-- PROMPT --
Please show every line in the entries below that includes the word "Approved".

-- Dataset rows describing interfaces --
+---+

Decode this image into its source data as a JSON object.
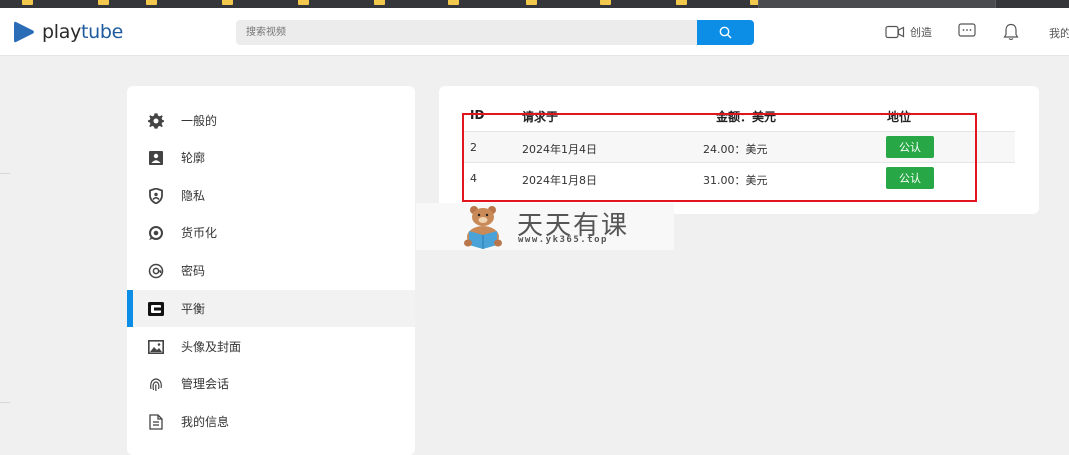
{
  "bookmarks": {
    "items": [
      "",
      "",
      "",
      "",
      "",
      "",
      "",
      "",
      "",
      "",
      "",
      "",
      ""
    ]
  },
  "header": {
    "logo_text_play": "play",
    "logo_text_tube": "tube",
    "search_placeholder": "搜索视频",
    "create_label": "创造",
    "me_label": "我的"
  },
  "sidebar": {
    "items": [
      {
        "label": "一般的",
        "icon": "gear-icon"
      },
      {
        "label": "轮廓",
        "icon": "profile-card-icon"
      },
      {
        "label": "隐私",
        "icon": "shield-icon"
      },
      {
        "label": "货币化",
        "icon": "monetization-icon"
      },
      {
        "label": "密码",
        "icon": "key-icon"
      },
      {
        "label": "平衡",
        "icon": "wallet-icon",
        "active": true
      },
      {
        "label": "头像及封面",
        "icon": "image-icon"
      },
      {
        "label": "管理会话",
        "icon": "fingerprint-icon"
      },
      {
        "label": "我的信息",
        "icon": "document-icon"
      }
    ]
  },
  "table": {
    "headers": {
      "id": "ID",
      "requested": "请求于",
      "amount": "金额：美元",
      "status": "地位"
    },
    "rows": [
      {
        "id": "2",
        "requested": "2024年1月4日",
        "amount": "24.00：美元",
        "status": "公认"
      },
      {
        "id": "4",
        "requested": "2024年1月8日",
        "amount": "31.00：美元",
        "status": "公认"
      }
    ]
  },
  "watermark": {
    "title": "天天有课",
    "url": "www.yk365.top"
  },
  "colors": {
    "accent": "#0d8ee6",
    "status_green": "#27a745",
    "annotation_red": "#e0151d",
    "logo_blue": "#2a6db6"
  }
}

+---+

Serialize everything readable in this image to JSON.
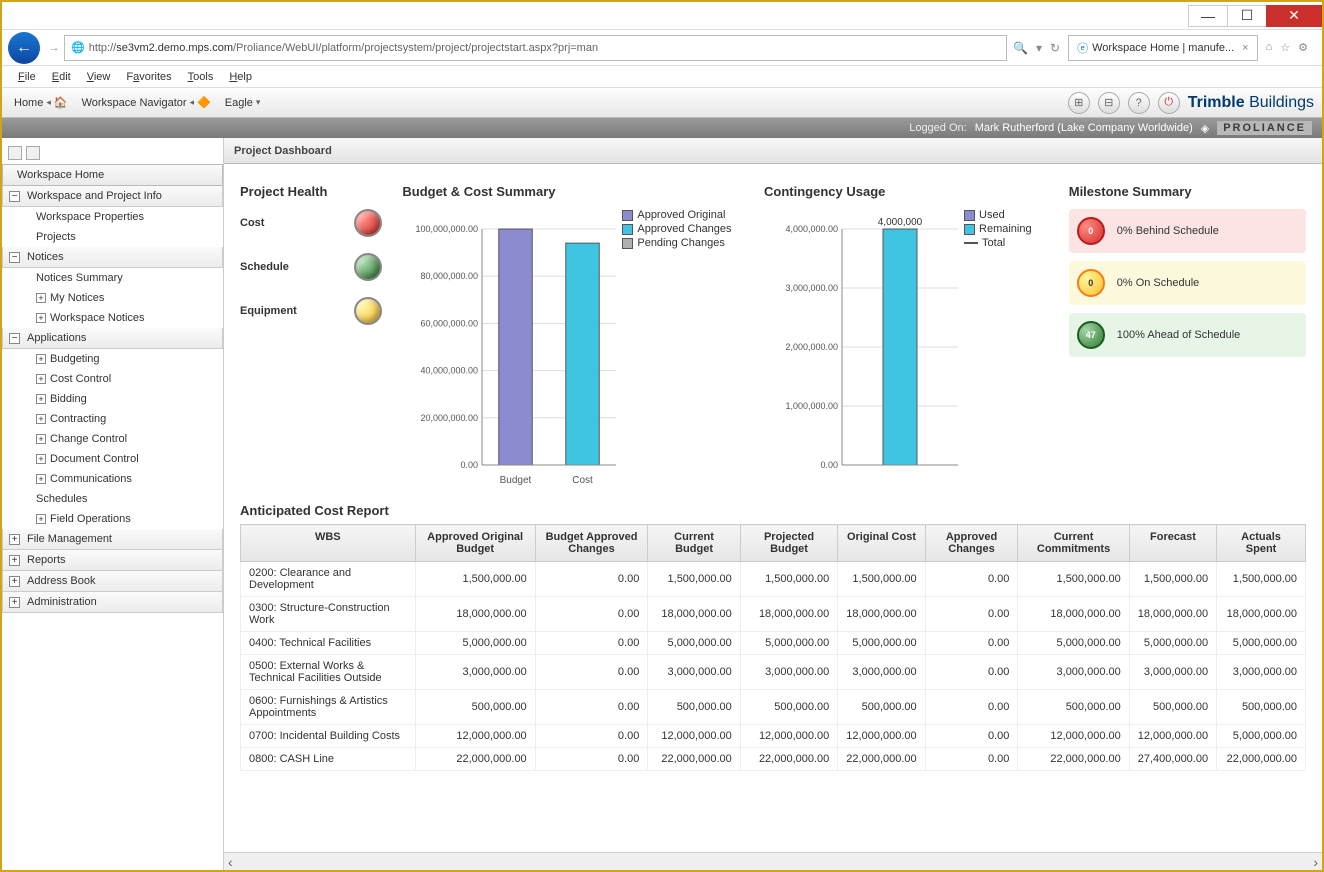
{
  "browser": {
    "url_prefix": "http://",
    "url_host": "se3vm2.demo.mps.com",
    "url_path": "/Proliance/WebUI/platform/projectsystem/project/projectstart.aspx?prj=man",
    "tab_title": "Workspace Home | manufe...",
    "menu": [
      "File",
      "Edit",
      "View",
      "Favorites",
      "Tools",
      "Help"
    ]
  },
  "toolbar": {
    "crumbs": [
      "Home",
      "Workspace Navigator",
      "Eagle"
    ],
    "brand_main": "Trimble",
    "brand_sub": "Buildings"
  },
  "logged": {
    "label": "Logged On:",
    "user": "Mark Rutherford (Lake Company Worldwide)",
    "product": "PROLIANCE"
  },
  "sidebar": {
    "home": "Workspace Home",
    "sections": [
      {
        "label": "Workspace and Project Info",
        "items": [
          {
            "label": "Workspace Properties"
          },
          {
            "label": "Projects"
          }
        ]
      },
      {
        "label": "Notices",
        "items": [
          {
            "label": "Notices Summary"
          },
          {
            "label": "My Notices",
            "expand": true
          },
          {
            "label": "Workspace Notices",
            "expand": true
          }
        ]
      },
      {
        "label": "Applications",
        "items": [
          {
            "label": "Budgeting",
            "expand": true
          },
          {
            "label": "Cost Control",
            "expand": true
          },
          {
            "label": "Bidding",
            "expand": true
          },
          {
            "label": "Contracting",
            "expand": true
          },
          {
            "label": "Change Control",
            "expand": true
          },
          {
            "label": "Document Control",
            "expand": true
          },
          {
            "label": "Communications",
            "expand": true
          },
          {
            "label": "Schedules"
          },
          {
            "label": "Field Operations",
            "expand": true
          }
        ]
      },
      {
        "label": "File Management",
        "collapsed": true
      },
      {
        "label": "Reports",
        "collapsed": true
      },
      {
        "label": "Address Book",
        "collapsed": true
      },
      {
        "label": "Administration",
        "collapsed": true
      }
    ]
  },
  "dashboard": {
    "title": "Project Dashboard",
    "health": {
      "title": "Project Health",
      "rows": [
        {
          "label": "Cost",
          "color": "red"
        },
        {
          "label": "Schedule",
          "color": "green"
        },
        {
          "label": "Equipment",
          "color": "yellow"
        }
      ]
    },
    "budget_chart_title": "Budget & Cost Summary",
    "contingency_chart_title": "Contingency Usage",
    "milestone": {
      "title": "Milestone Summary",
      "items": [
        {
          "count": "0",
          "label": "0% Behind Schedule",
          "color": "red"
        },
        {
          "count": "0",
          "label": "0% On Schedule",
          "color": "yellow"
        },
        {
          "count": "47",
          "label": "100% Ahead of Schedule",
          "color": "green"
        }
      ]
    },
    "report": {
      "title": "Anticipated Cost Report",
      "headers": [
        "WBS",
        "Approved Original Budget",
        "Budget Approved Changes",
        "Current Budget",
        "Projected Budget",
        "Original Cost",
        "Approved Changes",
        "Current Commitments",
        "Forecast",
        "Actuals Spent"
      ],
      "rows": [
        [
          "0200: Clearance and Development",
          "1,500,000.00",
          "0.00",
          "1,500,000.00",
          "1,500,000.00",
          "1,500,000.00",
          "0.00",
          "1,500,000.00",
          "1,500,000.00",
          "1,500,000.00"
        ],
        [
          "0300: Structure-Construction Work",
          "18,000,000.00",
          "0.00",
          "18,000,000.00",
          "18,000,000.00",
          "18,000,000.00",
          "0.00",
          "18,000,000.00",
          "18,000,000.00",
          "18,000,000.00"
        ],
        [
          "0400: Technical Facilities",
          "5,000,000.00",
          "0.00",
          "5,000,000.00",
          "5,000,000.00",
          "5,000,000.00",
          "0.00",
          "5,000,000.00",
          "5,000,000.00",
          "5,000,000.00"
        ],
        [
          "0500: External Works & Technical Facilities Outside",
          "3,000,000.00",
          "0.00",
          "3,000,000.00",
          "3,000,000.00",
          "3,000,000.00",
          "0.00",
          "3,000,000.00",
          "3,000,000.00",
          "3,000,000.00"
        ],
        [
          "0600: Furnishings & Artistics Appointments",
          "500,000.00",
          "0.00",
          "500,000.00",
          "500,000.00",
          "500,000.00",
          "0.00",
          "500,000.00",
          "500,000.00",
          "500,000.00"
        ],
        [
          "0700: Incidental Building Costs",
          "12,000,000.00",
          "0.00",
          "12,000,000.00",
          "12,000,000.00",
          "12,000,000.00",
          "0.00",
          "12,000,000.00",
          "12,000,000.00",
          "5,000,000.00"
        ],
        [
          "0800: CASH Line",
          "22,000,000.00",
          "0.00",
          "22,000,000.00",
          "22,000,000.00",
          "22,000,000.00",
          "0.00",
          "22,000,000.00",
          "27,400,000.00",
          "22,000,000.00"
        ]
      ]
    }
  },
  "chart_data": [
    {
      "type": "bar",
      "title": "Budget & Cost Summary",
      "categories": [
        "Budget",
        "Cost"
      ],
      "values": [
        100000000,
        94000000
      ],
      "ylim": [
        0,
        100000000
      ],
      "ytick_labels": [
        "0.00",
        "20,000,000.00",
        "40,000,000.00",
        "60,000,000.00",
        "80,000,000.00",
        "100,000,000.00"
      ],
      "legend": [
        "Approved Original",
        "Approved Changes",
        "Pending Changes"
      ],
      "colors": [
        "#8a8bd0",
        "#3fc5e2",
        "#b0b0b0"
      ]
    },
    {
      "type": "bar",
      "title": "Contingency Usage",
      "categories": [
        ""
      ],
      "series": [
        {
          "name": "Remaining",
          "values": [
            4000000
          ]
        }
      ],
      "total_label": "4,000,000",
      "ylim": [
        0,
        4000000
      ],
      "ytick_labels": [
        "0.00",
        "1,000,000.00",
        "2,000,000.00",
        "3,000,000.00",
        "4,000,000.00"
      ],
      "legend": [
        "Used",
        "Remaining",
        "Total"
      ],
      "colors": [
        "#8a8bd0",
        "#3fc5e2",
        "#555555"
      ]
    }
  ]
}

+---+

-- RESPONSE BOX --
        "Approved Original Budget",
        "Budget Approved Changes",
        "Approved Changes",
        "Approved Original",
        "Approved Changes",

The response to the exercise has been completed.